===== Dataset extract =====
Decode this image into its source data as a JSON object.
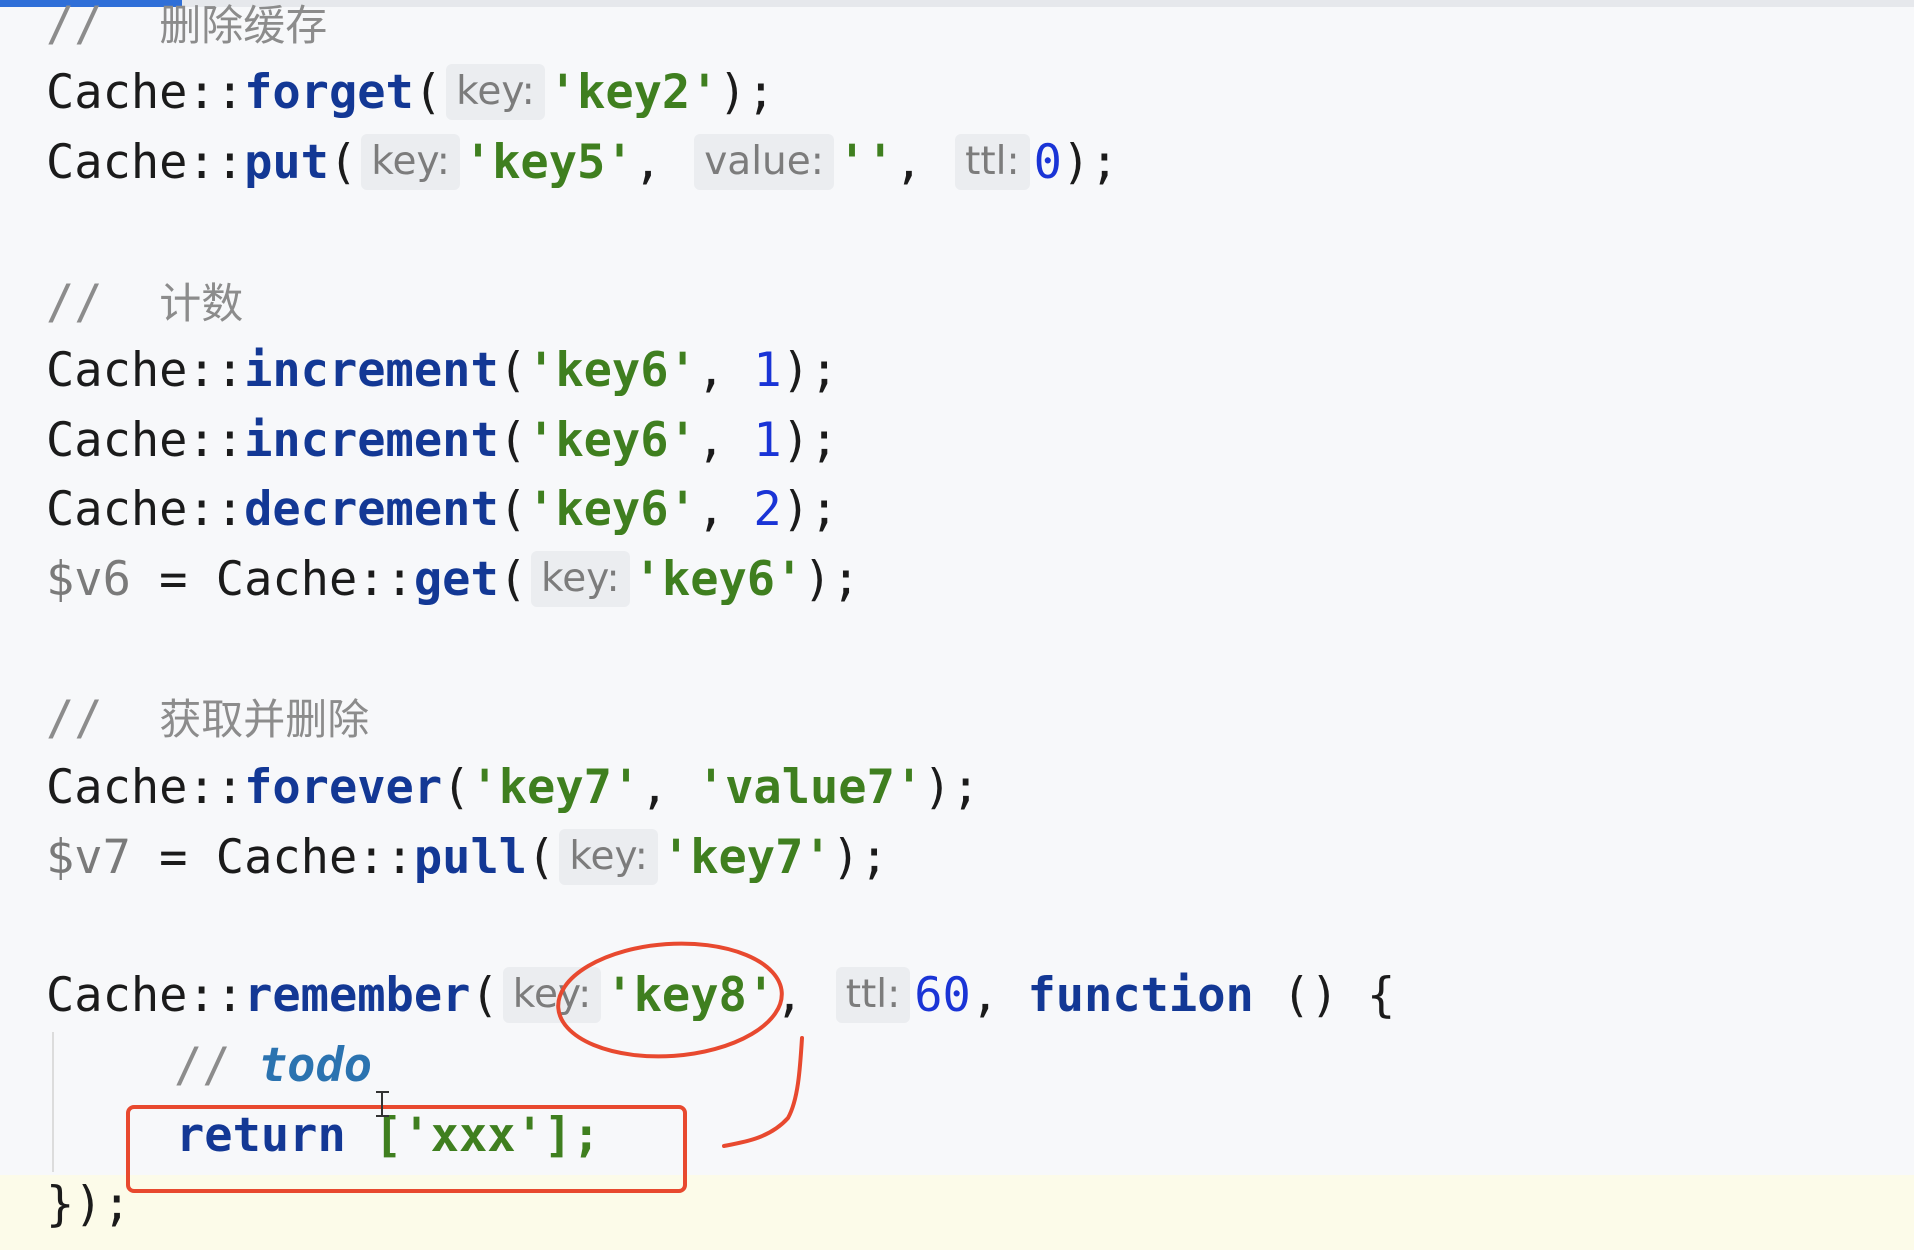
{
  "code_lines": [
    {
      "comment_prefix": "// ",
      "comment_text": "删除缓存"
    },
    {
      "cls": "Cache",
      "sep": "::",
      "method": "forget",
      "open": "(",
      "hint_key": "key:",
      "arg1": "'key2'",
      "close": ");"
    },
    {
      "cls": "Cache",
      "sep": "::",
      "method": "put",
      "open": "(",
      "hint_key": "key:",
      "arg1": "'key5'",
      "comma1": ", ",
      "hint_value": "value:",
      "arg2": "''",
      "comma2": ", ",
      "hint_ttl": "ttl:",
      "arg3": "0",
      "close": ");"
    },
    {
      "comment_prefix": "// ",
      "comment_text": "计数"
    },
    {
      "cls": "Cache",
      "sep": "::",
      "method": "increment",
      "open": "(",
      "arg1": "'key6'",
      "comma1": ", ",
      "arg2": "1",
      "close": ");"
    },
    {
      "cls": "Cache",
      "sep": "::",
      "method": "increment",
      "open": "(",
      "arg1": "'key6'",
      "comma1": ", ",
      "arg2": "1",
      "close": ");"
    },
    {
      "cls": "Cache",
      "sep": "::",
      "method": "decrement",
      "open": "(",
      "arg1": "'key6'",
      "comma1": ", ",
      "arg2": "2",
      "close": ");"
    },
    {
      "var": "$v6",
      "assign": " = ",
      "cls": "Cache",
      "sep": "::",
      "method": "get",
      "open": "(",
      "hint_key": "key:",
      "arg1": "'key6'",
      "close": ");"
    },
    {
      "comment_prefix": "// ",
      "comment_text": "获取并删除"
    },
    {
      "cls": "Cache",
      "sep": "::",
      "method": "forever",
      "open": "(",
      "arg1": "'key7'",
      "comma1": ", ",
      "arg2": "'value7'",
      "close": ");"
    },
    {
      "var": "$v7",
      "assign": " = ",
      "cls": "Cache",
      "sep": "::",
      "method": "pull",
      "open": "(",
      "hint_key": "key:",
      "arg1": "'key7'",
      "close": ");"
    },
    {
      "cls": "Cache",
      "sep": "::",
      "method": "remember",
      "open": "(",
      "hint_key": "key:",
      "arg1": "'key8'",
      "comma1": ", ",
      "hint_ttl": "ttl:",
      "arg2": "60",
      "comma2": ", ",
      "keyword": "function",
      "tail": " () {"
    },
    {
      "comment_prefix": "// ",
      "todo": "todo"
    },
    {
      "keyword": "return",
      "rest": " ['xxx'];"
    },
    {
      "close": "});"
    }
  ],
  "colors": {
    "background": "#f7f8fa",
    "annotation": "#e8492f",
    "tab_active": "#2f6fd8"
  }
}
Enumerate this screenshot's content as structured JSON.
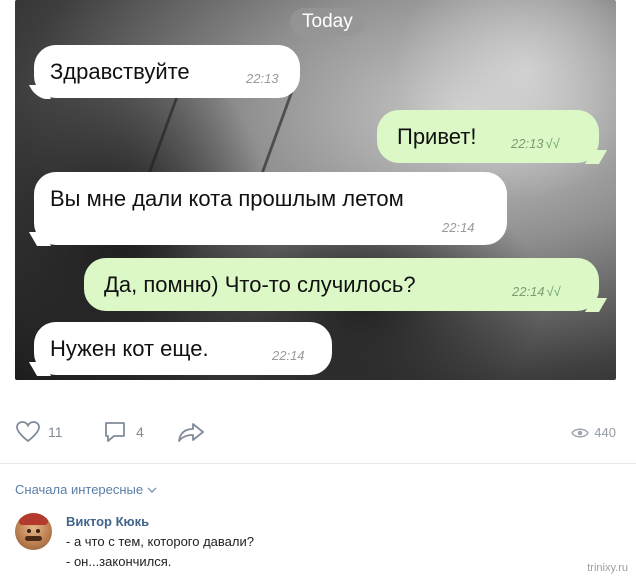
{
  "chat": {
    "date_chip": "Today",
    "messages": [
      {
        "text": "Здравствуйте",
        "time": "22:13",
        "side": "in"
      },
      {
        "text": "Привет!",
        "time": "22:13",
        "side": "out",
        "read": "√√"
      },
      {
        "text": "Вы мне дали кота прошлым летом",
        "time": "22:14",
        "side": "in"
      },
      {
        "text": "Да, помню) Что-то случилось?",
        "time": "22:14",
        "side": "out",
        "read": "√√"
      },
      {
        "text": "Нужен кот еще.",
        "time": "22:14",
        "side": "in"
      }
    ]
  },
  "post_actions": {
    "likes": "11",
    "comments": "4",
    "views": "440"
  },
  "comments_section": {
    "sort_label": "Сначала интересные",
    "comment": {
      "author": "Виктор Кюкь",
      "line1": "- а что с тем, которого давали?",
      "line2": "- он...закончился."
    }
  },
  "watermark": "trinixy.ru",
  "colors": {
    "incoming_bubble": "#ffffff",
    "outgoing_bubble": "#dcf8c6",
    "link_blue": "#42648b",
    "icon_gray": "#818c99"
  }
}
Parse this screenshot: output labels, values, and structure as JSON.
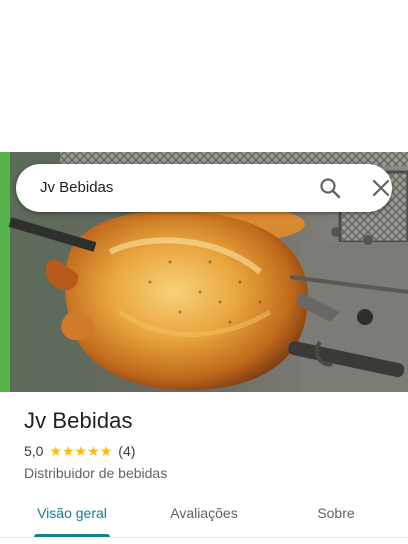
{
  "search": {
    "query": "Jv Bebidas"
  },
  "place": {
    "name": "Jv Bebidas",
    "rating": "5,0",
    "stars": 5,
    "review_count": "(4)",
    "category": "Distribuidor de bebidas"
  },
  "tabs": [
    {
      "label": "Visão geral",
      "active": true
    },
    {
      "label": "Avaliações",
      "active": false
    },
    {
      "label": "Sobre",
      "active": false
    }
  ],
  "colors": {
    "accent": "#137e8f",
    "star": "#fbbc04"
  }
}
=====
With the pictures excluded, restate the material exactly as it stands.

Task solution
Decode this image into its source data as a JSON object.
{
  "code_lines": [
    {
      "comment_prefix": "// ",
      "comment_text": "删除缓存"
    },
    {
      "cls": "Cache",
      "sep": "::",
      "method": "forget",
      "open": "(",
      "hint_key": "key:",
      "arg1": "'key2'",
      "close": ");"
    },
    {
      "cls": "Cache",
      "sep": "::",
      "method": "put",
      "open": "(",
      "hint_key": "key:",
      "arg1": "'key5'",
      "comma1": ", ",
      "hint_value": "value:",
      "arg2": "''",
      "comma2": ", ",
      "hint_ttl": "ttl:",
      "arg3": "0",
      "close": ");"
    },
    {
      "comment_prefix": "// ",
      "comment_text": "计数"
    },
    {
      "cls": "Cache",
      "sep": "::",
      "method": "increment",
      "open": "(",
      "arg1": "'key6'",
      "comma1": ", ",
      "arg2": "1",
      "close": ");"
    },
    {
      "cls": "Cache",
      "sep": "::",
      "method": "increment",
      "open": "(",
      "arg1": "'key6'",
      "comma1": ", ",
      "arg2": "1",
      "close": ");"
    },
    {
      "cls": "Cache",
      "sep": "::",
      "method": "decrement",
      "open": "(",
      "arg1": "'key6'",
      "comma1": ", ",
      "arg2": "2",
      "close": ");"
    },
    {
      "var": "$v6",
      "assign": " = ",
      "cls": "Cache",
      "sep": "::",
      "method": "get",
      "open": "(",
      "hint_key": "key:",
      "arg1": "'key6'",
      "close": ");"
    },
    {
      "comment_prefix": "// ",
      "comment_text": "获取并删除"
    },
    {
      "cls": "Cache",
      "sep": "::",
      "method": "forever",
      "open": "(",
      "arg1": "'key7'",
      "comma1": ", ",
      "arg2": "'value7'",
      "close": ");"
    },
    {
      "var": "$v7",
      "assign": " = ",
      "cls": "Cache",
      "sep": "::",
      "method": "pull",
      "open": "(",
      "hint_key": "key:",
      "arg1": "'key7'",
      "close": ");"
    },
    {
      "cls": "Cache",
      "sep": "::",
      "method": "remember",
      "open": "(",
      "hint_key": "key:",
      "arg1": "'key8'",
      "comma1": ", ",
      "hint_ttl": "ttl:",
      "arg2": "60",
      "comma2": ", ",
      "keyword": "function",
      "tail": " () {"
    },
    {
      "comment_prefix": "// ",
      "todo": "todo"
    },
    {
      "keyword": "return",
      "rest": " ['xxx'];"
    },
    {
      "close": "});"
    }
  ],
  "colors": {
    "background": "#f7f8fa",
    "annotation": "#e8492f",
    "tab_active": "#2f6fd8"
  }
}
Enumerate this screenshot's content as structured JSON.
{
  "chat": {
    "date_chip": "Today",
    "messages": [
      {
        "text": "Здравствуйте",
        "time": "22:13",
        "side": "in"
      },
      {
        "text": "Привет!",
        "time": "22:13",
        "side": "out",
        "read": "√√"
      },
      {
        "text": "Вы мне дали кота прошлым летом",
        "time": "22:14",
        "side": "in"
      },
      {
        "text": "Да, помню) Что-то случилось?",
        "time": "22:14",
        "side": "out",
        "read": "√√"
      },
      {
        "text": "Нужен кот еще.",
        "time": "22:14",
        "side": "in"
      }
    ]
  },
  "post_actions": {
    "likes": "11",
    "comments": "4",
    "views": "440"
  },
  "comments_section": {
    "sort_label": "Сначала интересные",
    "comment": {
      "author": "Виктор Кюкь",
      "line1": "- а что с тем, которого давали?",
      "line2": "- он...закончился."
    }
  },
  "watermark": "trinixy.ru",
  "colors": {
    "incoming_bubble": "#ffffff",
    "outgoing_bubble": "#dcf8c6",
    "link_blue": "#42648b",
    "icon_gray": "#818c99"
  }
}
Parse this screenshot: output labels, values, and structure as JSON.
{
  "search": {
    "query": "Jv Bebidas"
  },
  "place": {
    "name": "Jv Bebidas",
    "rating": "5,0",
    "stars": 5,
    "review_count": "(4)",
    "category": "Distribuidor de bebidas"
  },
  "tabs": [
    {
      "label": "Visão geral",
      "active": true
    },
    {
      "label": "Avaliações",
      "active": false
    },
    {
      "label": "Sobre",
      "active": false
    }
  ],
  "colors": {
    "accent": "#137e8f",
    "star": "#fbbc04"
  }
}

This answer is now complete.